All Creatures Big and Small is a worker placement game but also a risk and reward race of sorts. A number of the resource and animal sections of the board continue to have resources added to them each round. This means that if no one visits a space with three wood in the first round, another three will be added on the next round and so on. So, how tempting does the pile have to get before one of you takes it? Or should you take it early to be safe? I love these kind of decisions in games and it works even better in a two-player game as there's more chance something will be left for you if you wait.
When you take the action to get more fences you also get a farm extension of three more fields. Extensions are great ways of scoring more points as if you fill one you earn four points. Might not seem like much but in All Creatures Big and Small it can be HUGE!
The variety in the game is excellent! There are tons of buildings and in the base and advanced variant you only use eight, you can add to this for an even more advanced game, but the rule and I recommend waiting until you get the flow of the game until you add more buildings. Buildings are essentially powers, often adding points, animal storage or some other useful function to your farm, thankfully there is a handy appendix in the rules so you can check what they do.
My biggest complaint is a printing error using the older icons on one of the starting buildings. This is unfortunate as this tile is used every game, and while not a huge deal it is aesthetically disappointing. Some people point out the the wooden cows and horses are very similar in colour and in anything less than piercing white light it can be difficult to tell them apart. For me this hasn't really been an issue but I can see how they could be confused.
All Creatures Big and Small
At this point I have played All Creatures Big and Small more than I have played Agricola, not because it is a better game but because it is drastically shorter and more straight forward. It doesn't really feel like 'mini Agricola' as a lot has been stripped back, but it maintains enough to be recognised as a relative and one that you can see the family resemblance in.
Because of this, All Creatures Big and Small is a great game to teach worker placement, as a two-player game it is a perfect teach, plays short enough to have a learning game followed by a proper game, and could be a good gateway to heavier worker placement games. It will not replace Agricola, but it will give you a satisfying quicker experience.

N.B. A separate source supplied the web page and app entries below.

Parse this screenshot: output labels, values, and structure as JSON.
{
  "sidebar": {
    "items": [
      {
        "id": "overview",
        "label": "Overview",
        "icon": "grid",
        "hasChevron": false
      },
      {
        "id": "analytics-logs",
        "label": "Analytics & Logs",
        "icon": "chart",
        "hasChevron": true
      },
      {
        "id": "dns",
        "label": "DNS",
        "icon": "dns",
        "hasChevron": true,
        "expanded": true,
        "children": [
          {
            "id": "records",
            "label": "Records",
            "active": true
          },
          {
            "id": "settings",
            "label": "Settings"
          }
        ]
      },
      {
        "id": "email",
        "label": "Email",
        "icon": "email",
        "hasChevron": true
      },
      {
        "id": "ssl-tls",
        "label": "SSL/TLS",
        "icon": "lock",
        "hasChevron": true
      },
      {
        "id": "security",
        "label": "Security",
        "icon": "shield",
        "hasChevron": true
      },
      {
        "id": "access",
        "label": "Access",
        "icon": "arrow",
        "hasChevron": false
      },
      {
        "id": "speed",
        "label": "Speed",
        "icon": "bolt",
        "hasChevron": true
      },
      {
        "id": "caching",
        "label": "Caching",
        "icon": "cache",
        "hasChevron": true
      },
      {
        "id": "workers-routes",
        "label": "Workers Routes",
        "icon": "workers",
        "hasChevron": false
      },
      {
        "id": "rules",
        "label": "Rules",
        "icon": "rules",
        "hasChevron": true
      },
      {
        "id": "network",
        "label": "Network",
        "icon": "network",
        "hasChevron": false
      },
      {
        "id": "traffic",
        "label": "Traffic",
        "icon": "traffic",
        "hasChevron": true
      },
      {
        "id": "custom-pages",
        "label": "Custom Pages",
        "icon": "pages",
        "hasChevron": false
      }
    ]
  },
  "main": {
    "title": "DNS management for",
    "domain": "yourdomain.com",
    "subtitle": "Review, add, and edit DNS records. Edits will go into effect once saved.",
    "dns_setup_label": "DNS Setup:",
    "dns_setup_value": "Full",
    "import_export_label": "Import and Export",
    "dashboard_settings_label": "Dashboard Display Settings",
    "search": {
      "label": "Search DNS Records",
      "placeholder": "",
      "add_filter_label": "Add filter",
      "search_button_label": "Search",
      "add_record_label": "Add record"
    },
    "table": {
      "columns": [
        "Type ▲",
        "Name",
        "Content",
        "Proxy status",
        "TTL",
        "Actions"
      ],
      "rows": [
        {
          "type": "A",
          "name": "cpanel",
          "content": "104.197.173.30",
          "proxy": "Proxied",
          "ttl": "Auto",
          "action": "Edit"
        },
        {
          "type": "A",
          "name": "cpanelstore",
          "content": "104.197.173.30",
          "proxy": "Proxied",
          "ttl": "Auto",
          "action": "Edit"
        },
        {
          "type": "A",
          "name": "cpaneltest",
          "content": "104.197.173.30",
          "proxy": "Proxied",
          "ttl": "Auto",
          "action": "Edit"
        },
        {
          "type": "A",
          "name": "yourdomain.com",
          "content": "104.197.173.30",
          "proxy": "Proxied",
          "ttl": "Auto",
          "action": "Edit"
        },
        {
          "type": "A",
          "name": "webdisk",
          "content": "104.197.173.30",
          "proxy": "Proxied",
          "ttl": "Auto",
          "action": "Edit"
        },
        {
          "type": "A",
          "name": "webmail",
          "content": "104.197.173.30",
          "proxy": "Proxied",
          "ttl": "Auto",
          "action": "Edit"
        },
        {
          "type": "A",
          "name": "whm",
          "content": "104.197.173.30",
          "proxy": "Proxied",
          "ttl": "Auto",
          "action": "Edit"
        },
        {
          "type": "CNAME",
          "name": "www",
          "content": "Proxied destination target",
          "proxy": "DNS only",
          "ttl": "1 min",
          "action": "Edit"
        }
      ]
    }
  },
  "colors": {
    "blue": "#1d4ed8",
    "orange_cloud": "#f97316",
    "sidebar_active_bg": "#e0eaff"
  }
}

Bottom Line: All Creatures Big and Small provides a tight, engaging and quick take on worker placement and farming. Taking out the most punishing aspects of it's forbearer and focusing in the experience, while also providing huge replay-ability.